“The distrust that exists today between the authorities and the population must be eliminated,” Abrahamian said at a meeting with students and the faculty of a state university in the provincial capital Gyumri.
“We have been to many places where people had visited, given promises but not made good on them,” he added. “There seems to be a lack of faith and trust. We are going to overcome it.”
Abrahamian, who was appointed as prime minister in April following the unexpected resignation of his predecessor Tigran Sarkisian, did not specify what he and his government will do to address the problem.
President Serzh Sarkisian made similar assurances to disgruntled Armenians when he came to power in April 2008 following a troubled presidential election. “Even if a wall of misunderstanding stands between us, I urge you to join us in eliminating that wall,” Sarkisian declared in his inauguration speech.

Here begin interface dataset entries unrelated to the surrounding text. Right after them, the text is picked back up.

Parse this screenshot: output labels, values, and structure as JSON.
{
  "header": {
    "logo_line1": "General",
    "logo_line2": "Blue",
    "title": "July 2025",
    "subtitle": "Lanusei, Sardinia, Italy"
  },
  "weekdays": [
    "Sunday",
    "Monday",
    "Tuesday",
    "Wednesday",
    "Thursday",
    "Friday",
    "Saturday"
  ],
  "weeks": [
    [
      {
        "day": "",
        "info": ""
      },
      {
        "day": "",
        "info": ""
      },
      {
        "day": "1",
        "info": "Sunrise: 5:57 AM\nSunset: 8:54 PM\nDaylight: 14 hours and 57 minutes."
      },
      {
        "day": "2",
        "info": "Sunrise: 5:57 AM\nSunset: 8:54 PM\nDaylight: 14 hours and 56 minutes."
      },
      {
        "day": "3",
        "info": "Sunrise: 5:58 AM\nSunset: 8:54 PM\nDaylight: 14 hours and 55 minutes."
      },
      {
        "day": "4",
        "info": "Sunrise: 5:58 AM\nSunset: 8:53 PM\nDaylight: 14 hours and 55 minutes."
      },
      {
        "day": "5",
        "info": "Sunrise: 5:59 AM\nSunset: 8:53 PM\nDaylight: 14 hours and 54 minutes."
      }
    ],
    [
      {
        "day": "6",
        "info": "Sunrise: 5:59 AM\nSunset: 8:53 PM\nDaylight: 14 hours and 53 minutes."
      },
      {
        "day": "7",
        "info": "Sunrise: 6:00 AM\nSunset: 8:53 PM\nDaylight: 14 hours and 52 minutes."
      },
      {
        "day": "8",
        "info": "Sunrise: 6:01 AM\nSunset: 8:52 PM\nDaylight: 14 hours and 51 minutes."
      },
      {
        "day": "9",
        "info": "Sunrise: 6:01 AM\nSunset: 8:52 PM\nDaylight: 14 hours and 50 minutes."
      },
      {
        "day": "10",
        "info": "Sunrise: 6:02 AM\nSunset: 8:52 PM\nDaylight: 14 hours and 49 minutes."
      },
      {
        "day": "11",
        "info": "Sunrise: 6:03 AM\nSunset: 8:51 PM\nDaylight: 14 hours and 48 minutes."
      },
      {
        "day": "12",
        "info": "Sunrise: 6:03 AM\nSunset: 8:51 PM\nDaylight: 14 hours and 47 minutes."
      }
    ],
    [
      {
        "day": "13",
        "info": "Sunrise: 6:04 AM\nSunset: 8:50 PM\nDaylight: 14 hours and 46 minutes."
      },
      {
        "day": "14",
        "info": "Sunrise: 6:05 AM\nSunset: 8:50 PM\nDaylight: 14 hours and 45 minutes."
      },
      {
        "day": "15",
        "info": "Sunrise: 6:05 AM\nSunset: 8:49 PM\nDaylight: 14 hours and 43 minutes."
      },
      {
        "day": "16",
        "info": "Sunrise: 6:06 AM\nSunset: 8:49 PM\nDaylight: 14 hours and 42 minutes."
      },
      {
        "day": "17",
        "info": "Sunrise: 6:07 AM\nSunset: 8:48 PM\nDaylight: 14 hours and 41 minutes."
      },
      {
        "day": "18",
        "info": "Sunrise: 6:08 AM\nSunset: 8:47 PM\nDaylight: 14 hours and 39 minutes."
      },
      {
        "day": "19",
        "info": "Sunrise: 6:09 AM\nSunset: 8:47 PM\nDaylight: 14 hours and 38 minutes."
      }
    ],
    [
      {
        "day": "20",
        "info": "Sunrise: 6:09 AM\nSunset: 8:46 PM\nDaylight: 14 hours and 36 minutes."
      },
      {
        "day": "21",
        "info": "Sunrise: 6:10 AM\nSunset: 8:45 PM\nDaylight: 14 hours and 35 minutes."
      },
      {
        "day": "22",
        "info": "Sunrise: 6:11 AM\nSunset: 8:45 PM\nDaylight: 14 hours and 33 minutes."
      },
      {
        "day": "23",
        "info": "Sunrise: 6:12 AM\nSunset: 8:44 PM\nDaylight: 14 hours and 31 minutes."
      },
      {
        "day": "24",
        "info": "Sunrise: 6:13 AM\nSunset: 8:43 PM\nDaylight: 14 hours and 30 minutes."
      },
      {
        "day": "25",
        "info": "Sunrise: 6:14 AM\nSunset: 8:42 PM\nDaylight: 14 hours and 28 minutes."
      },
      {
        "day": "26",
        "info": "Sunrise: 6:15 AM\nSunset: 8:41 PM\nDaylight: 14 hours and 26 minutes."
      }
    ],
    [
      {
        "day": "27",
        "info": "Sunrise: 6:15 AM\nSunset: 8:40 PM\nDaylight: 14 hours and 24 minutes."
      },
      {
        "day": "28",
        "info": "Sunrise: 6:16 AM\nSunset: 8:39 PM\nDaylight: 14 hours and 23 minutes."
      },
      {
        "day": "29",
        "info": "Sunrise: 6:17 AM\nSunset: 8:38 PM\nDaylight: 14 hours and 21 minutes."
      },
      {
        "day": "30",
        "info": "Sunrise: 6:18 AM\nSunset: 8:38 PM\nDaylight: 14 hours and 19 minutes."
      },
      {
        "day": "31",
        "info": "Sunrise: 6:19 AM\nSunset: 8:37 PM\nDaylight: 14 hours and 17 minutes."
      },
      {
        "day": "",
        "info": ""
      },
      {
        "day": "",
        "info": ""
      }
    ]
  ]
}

Abrahamian made the comments as he answered questions about lingering socioeconomic problems facing Armenia and Shirak, one of its most economically depressed regions, in particular. Earlier in the day he toured several villages near Gyumri where a powerful hailstorm destroyed crops earlier this week. He assured villagers that the government will look into ways of compensating them.
Visiting the nearby town of Akhurian, the premier discussed with local officials and ordinary people the protracted reconstruction of homes destroyed by a catastrophic earthquake in 1988. Thousands of Shirak residents still lack adequate housing, awaiting new homes to be built with government funding.